Search the data for the word "icon". Reproduce every line where it is found.

"""

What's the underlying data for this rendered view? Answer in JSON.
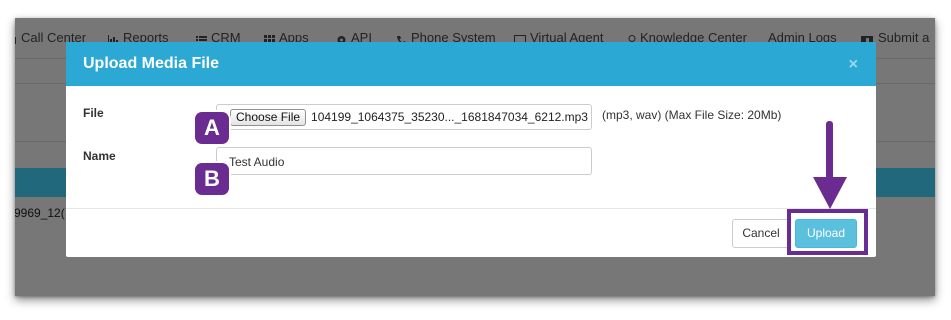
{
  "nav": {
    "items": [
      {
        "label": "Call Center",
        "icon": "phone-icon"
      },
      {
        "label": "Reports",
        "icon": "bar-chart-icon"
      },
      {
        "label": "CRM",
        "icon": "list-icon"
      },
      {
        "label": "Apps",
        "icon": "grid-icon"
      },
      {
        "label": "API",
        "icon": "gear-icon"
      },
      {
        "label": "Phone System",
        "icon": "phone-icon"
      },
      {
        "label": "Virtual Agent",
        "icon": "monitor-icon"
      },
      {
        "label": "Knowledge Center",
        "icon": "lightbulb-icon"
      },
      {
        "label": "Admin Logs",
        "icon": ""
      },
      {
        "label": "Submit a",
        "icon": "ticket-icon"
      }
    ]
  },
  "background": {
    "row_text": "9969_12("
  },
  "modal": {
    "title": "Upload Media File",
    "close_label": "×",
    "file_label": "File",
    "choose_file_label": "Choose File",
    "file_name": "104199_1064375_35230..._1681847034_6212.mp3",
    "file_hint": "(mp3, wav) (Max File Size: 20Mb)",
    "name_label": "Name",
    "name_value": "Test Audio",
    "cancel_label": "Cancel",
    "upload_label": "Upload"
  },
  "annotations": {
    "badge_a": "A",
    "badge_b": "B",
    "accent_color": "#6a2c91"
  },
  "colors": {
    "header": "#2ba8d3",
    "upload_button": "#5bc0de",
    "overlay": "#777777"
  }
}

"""

• ANSWER BOX:
        "icon": "phone-icon"
        "icon": "bar-chart-icon"
        "icon": "list-icon"
        "icon": "grid-icon"
        "icon": "gear-icon"
        "icon": "phone-icon"
        "icon": "monitor-icon"
        "icon": "lightbulb-icon"
        "icon": ""
        "icon": "ticket-icon"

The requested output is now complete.